• To do
Every line of the material must be copied exactly, from the first to the last.

• Material for this task
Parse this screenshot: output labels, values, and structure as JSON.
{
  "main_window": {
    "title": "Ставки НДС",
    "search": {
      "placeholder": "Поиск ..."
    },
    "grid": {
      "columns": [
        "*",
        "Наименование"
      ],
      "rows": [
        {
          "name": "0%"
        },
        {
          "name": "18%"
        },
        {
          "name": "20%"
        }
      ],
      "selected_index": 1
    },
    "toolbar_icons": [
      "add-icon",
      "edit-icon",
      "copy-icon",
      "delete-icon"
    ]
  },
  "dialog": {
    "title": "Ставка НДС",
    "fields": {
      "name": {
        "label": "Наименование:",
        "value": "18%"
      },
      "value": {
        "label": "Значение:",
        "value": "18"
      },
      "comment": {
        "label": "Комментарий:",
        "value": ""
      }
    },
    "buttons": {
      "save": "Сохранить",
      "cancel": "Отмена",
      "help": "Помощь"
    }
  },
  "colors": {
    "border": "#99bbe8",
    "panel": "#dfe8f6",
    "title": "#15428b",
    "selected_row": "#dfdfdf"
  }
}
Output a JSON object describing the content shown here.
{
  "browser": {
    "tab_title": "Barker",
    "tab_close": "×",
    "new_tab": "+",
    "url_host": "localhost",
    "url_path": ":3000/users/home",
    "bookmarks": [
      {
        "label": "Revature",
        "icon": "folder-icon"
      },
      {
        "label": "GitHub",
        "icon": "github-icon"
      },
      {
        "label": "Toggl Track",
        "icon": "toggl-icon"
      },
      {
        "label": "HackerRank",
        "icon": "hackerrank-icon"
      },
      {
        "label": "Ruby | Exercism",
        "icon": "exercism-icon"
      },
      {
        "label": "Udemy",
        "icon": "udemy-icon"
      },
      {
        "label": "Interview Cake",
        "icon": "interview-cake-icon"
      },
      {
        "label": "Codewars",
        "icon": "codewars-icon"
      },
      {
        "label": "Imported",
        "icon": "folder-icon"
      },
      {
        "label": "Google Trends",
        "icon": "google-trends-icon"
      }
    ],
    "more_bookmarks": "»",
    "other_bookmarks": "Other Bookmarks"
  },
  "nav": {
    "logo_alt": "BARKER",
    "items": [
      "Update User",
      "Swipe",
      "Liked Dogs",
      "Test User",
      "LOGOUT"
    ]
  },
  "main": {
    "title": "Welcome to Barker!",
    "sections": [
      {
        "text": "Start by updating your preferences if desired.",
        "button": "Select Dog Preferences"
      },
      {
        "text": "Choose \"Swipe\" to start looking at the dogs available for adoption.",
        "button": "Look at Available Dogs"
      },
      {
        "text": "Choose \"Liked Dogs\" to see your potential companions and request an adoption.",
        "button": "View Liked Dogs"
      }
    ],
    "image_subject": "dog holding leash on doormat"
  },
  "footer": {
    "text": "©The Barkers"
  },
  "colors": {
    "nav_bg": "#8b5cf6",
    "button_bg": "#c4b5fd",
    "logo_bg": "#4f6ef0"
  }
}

• Your response
Parse this screenshot: output labels, values, and structure as JSON.
{
  "main_window": {
    "title": "Ставки НДС",
    "search": {
      "placeholder": "Поиск ..."
    },
    "grid": {
      "columns": [
        "*",
        "Наименование"
      ],
      "rows": [
        {
          "name": "0%"
        },
        {
          "name": "18%"
        },
        {
          "name": "20%"
        }
      ],
      "selected_index": 1
    },
    "toolbar_icons": [
      "add-icon",
      "edit-icon",
      "copy-icon",
      "delete-icon"
    ]
  },
  "dialog": {
    "title": "Ставка НДС",
    "fields": {
      "name": {
        "label": "Наименование:",
        "value": "18%"
      },
      "value": {
        "label": "Значение:",
        "value": "18"
      },
      "comment": {
        "label": "Комментарий:",
        "value": ""
      }
    },
    "buttons": {
      "save": "Сохранить",
      "cancel": "Отмена",
      "help": "Помощь"
    }
  },
  "colors": {
    "border": "#99bbe8",
    "panel": "#dfe8f6",
    "title": "#15428b",
    "selected_row": "#dfdfdf"
  }
}
Output a JSON object describing the content shown here.
{
  "browser": {
    "tab_title": "Barker",
    "tab_close": "×",
    "new_tab": "+",
    "url_host": "localhost",
    "url_path": ":3000/users/home",
    "bookmarks": [
      {
        "label": "Revature",
        "icon": "folder-icon"
      },
      {
        "label": "GitHub",
        "icon": "github-icon"
      },
      {
        "label": "Toggl Track",
        "icon": "toggl-icon"
      },
      {
        "label": "HackerRank",
        "icon": "hackerrank-icon"
      },
      {
        "label": "Ruby | Exercism",
        "icon": "exercism-icon"
      },
      {
        "label": "Udemy",
        "icon": "udemy-icon"
      },
      {
        "label": "Interview Cake",
        "icon": "interview-cake-icon"
      },
      {
        "label": "Codewars",
        "icon": "codewars-icon"
      },
      {
        "label": "Imported",
        "icon": "folder-icon"
      },
      {
        "label": "Google Trends",
        "icon": "google-trends-icon"
      }
    ],
    "more_bookmarks": "»",
    "other_bookmarks": "Other Bookmarks"
  },
  "nav": {
    "logo_alt": "BARKER",
    "items": [
      "Update User",
      "Swipe",
      "Liked Dogs",
      "Test User",
      "LOGOUT"
    ]
  },
  "main": {
    "title": "Welcome to Barker!",
    "sections": [
      {
        "text": "Start by updating your preferences if desired.",
        "button": "Select Dog Preferences"
      },
      {
        "text": "Choose \"Swipe\" to start looking at the dogs available for adoption.",
        "button": "Look at Available Dogs"
      },
      {
        "text": "Choose \"Liked Dogs\" to see your potential companions and request an adoption.",
        "button": "View Liked Dogs"
      }
    ],
    "image_subject": "dog holding leash on doormat"
  },
  "footer": {
    "text": "©The Barkers"
  },
  "colors": {
    "nav_bg": "#8b5cf6",
    "button_bg": "#c4b5fd",
    "logo_bg": "#4f6ef0"
  }
}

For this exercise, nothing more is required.